[Excerpts from an interface dataset]
┏━━
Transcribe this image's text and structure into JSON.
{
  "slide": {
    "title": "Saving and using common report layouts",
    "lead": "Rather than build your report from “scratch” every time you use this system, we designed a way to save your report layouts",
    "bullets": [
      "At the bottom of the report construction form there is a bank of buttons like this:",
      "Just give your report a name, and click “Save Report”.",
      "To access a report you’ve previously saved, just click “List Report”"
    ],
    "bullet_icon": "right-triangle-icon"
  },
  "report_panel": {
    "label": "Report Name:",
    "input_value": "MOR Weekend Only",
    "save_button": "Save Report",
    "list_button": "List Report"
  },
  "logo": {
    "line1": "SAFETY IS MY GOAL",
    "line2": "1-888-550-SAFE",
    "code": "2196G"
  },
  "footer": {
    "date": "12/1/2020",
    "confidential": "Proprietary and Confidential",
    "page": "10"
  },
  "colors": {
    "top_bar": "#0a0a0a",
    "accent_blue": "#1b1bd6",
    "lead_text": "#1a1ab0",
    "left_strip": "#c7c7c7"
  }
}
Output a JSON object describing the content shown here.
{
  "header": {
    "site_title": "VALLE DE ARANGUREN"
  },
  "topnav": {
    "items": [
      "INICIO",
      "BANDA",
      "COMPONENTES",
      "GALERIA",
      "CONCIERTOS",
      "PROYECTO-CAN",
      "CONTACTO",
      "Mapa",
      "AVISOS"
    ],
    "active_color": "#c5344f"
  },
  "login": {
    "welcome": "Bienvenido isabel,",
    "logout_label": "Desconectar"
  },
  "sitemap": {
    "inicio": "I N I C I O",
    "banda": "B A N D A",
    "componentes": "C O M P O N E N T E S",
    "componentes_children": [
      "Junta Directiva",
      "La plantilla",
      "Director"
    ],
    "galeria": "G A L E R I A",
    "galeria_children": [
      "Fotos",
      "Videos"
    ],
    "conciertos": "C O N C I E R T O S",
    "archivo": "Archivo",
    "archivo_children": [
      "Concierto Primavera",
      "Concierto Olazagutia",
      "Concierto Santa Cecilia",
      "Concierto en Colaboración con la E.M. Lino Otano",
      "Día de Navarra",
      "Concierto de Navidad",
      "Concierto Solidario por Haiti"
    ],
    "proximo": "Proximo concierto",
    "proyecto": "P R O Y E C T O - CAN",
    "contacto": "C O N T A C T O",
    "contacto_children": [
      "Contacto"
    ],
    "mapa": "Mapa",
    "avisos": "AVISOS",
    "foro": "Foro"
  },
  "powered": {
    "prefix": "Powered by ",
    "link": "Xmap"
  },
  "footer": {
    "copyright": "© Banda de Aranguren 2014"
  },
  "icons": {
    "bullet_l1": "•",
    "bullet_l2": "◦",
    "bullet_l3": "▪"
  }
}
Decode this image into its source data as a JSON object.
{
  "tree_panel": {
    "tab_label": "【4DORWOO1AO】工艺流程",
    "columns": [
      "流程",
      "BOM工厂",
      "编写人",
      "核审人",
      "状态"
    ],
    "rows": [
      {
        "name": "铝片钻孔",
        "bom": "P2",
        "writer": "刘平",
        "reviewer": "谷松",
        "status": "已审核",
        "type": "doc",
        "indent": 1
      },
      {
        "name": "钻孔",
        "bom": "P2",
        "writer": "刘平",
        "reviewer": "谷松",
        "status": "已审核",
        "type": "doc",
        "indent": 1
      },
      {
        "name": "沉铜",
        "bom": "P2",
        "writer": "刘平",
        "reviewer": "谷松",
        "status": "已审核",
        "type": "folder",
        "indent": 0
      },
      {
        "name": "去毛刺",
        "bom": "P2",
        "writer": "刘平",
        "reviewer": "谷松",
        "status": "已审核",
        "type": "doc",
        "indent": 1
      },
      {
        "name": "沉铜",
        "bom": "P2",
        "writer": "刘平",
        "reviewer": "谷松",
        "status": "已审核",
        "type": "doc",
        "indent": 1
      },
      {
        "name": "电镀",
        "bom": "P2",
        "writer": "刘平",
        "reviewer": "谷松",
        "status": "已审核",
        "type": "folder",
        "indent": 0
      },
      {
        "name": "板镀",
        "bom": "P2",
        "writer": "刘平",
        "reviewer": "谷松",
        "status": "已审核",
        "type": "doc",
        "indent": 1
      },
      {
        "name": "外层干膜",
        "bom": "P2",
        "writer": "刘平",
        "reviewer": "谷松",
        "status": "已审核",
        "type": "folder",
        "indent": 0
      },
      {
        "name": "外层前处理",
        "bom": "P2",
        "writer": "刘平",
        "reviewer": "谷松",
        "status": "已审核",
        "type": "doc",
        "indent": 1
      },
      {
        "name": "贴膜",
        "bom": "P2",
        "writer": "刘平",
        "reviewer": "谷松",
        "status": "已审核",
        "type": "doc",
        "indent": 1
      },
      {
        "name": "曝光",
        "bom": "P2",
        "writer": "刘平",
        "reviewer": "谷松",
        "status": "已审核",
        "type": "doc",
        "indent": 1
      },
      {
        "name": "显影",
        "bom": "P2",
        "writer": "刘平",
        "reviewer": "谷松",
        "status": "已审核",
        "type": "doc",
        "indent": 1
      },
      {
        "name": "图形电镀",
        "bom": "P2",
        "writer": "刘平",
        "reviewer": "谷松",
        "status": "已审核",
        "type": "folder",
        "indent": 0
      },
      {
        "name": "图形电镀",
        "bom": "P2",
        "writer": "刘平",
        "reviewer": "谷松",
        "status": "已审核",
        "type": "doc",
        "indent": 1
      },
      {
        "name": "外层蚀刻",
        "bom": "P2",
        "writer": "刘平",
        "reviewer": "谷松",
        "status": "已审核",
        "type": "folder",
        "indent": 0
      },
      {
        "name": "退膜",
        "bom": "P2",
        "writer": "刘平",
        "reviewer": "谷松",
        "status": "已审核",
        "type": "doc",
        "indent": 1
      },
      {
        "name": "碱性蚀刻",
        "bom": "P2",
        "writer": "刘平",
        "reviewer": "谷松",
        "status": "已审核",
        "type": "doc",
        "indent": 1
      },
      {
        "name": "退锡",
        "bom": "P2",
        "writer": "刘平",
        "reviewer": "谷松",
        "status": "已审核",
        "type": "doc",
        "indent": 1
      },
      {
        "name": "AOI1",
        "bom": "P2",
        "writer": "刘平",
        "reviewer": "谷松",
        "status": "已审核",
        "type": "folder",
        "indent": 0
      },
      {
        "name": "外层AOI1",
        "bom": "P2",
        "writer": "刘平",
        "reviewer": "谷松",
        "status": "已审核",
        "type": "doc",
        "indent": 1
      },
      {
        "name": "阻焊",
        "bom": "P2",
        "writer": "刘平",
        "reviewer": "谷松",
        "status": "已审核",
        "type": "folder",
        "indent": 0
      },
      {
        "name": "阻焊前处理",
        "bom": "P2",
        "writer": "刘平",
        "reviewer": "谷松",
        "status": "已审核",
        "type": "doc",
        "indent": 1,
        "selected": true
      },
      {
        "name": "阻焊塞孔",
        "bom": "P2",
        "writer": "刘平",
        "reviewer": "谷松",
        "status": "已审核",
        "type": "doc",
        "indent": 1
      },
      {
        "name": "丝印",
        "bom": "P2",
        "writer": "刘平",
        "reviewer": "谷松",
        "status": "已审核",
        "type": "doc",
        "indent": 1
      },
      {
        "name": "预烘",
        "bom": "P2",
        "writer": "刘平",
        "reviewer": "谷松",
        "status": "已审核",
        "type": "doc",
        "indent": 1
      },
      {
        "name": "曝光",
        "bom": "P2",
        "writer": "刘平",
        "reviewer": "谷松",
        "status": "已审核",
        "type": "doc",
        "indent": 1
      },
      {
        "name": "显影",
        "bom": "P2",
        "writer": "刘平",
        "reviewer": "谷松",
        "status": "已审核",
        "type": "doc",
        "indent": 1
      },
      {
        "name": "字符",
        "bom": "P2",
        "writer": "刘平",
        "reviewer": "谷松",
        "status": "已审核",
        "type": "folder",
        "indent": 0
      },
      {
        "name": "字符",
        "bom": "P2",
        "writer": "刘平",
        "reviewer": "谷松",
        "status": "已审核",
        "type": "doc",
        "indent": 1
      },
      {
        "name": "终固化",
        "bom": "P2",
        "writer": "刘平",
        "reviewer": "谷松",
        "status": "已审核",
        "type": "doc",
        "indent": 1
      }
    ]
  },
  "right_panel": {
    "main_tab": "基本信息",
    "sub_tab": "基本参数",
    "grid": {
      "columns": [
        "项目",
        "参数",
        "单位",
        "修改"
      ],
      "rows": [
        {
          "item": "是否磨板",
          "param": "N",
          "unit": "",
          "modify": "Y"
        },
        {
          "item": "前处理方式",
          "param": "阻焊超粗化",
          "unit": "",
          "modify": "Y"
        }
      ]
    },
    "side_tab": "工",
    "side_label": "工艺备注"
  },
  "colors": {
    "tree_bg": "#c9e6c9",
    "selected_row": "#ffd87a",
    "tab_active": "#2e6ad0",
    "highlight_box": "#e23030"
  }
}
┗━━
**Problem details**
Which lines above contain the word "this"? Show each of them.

**Exercise solution**
Transcribe this image's text and structure into JSON.
    "lead": "Rather than build your report from “scratch” every time you use this system, we designed a way to save your report layouts",
      "At the bottom of the report construction form there is a bank of buttons like this:",
Decode this image into its source data as a JSON object.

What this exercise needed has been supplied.